The story is also told in Luke (19:11-27), and I think there are several clues that reinforce the suggestion that this "master" is the furthest thing from Jesus. Luke says that the reason Jesus tells them the story is "because [the people] supposed that the kingdom of God was to appear immediately." This time, rather than "a man going on a journey," Luke is specific that the master is "a nobleman [who] went to a distant country to get royal power for himself."
Again, it seems that the easy allusion here is to Jesus, who has "gone on a journey," so to speak (or is, at least, not physically present with us as he was with the disciples) and will return crowned as the King of Heaven. But I am uncomfortable with Luke's actual language here: "to get royal power for himself." Jesus, who is and who was and who is to come, was always the king; hence the magi who bowed before the child and presented royal gifts. Jesus did not have to die and "go away" in order to claim his kingship; he doesn't have to "get" royal power. And does he do this for himself?
I don't think Luke prefaces the parable meaning to explain that the kingdom of God is not near because the master still has to go on his journey, so listen up to what y'all are supposed to do with the "talents" he's going to give you. I think he sets it up this way precisely to illustrate that the Kingdom of God is not near because this is the sort of story that is happening right now, all around us. Luke and Matthew are saying that the kingdom and our relationship with God will be very, very different than the master/servant paradigm to which we are accustomed.
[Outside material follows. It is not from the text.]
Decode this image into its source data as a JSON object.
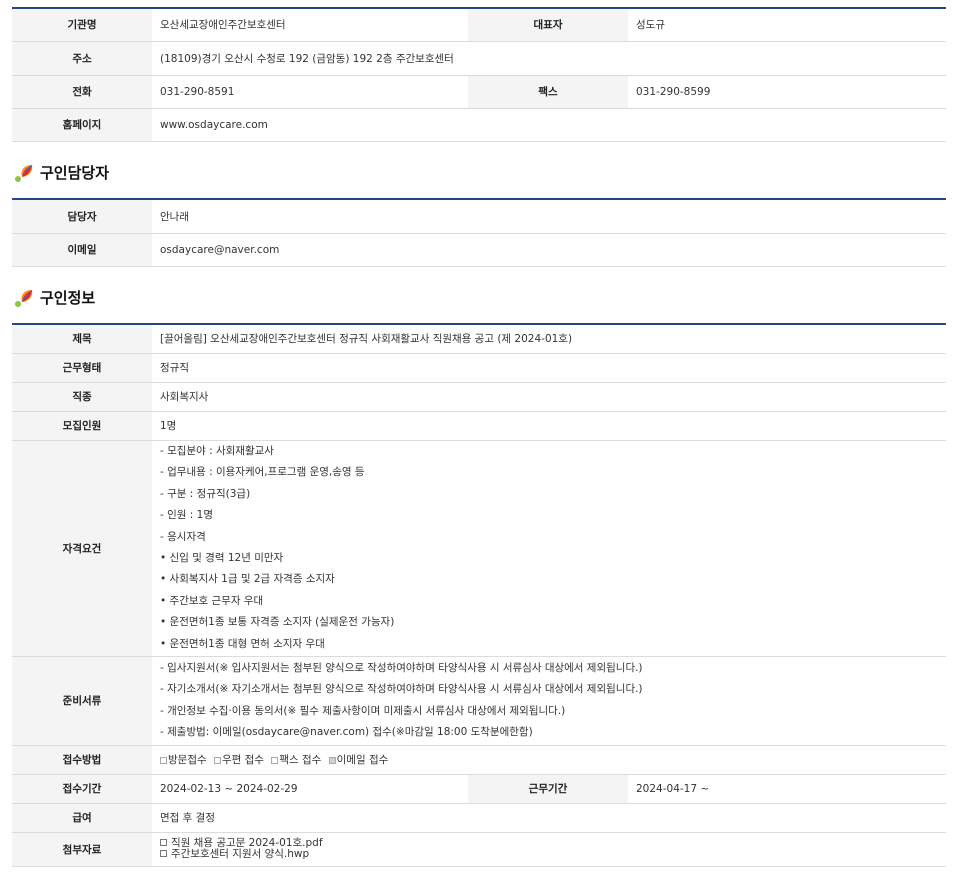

Here's the test for me in this story: let's say the third servant had taken that talent and used it to buy food for hungry people. What do you think this master's response would be?
Is Jesus a harsh man, reaping what he does not sow and gathering what he doesn't plant? And wherefore is this slave "wicked"? Wicked? Which commandment has he violated? What sin has he committed? What law has he broken?
"You ought to have invested my money with the bankers, and on my return I would have received what was my own with interest!" says the master. Do you know, in the KJV, instead of "interest" it says "with usury"? I would have received what was my own, plus what was not. That is exactly what the servant is saying: you make money from money. You don't make anything, you don't plant anything, you don't do anything for anyone, you just put your money in the bank -- or have people do it for you -- and you get more money. After all Jesus has told them during his ministry: sell all your possessions and give to the poor, it's easier for a camel to go through the eye of the needle, blessed is the widow who donated two cents because it was all she had, pass out free food to five thousand people, take people you find lying by the side of the road and pay for their lodging and medical expenses...all of that, and now suddenly Jesus is warning us that come judgment day, he will be mighty pissed off if we haven't wisely invested his money?
I think our discomfort with what seems like a cognitive dissonance has caused us to read this story metaphorically, that Jesus is not really talking about "money," he's talking about "talents." Do something with the "talents" God gave you. But this story is, emphatically, about money. A story can have multiple layers of meaning and can make sense literally and metaphorically, but if you have to read it metaphorically because the literal reading is nonsensical, then something is wrong.
What's "wrong," what does not make sense, is Jesus as this particular master. "For to all those who have, more will be given, and they will have an abundance; but from those who have nothing, even what they have will be taken away."
This is not the Kingdom of God, this is the world we live in right now. This is not an illustration of what is to come, this is a scathing indictment of what is already wrong. It is a parable right out of Occupy Wall Street.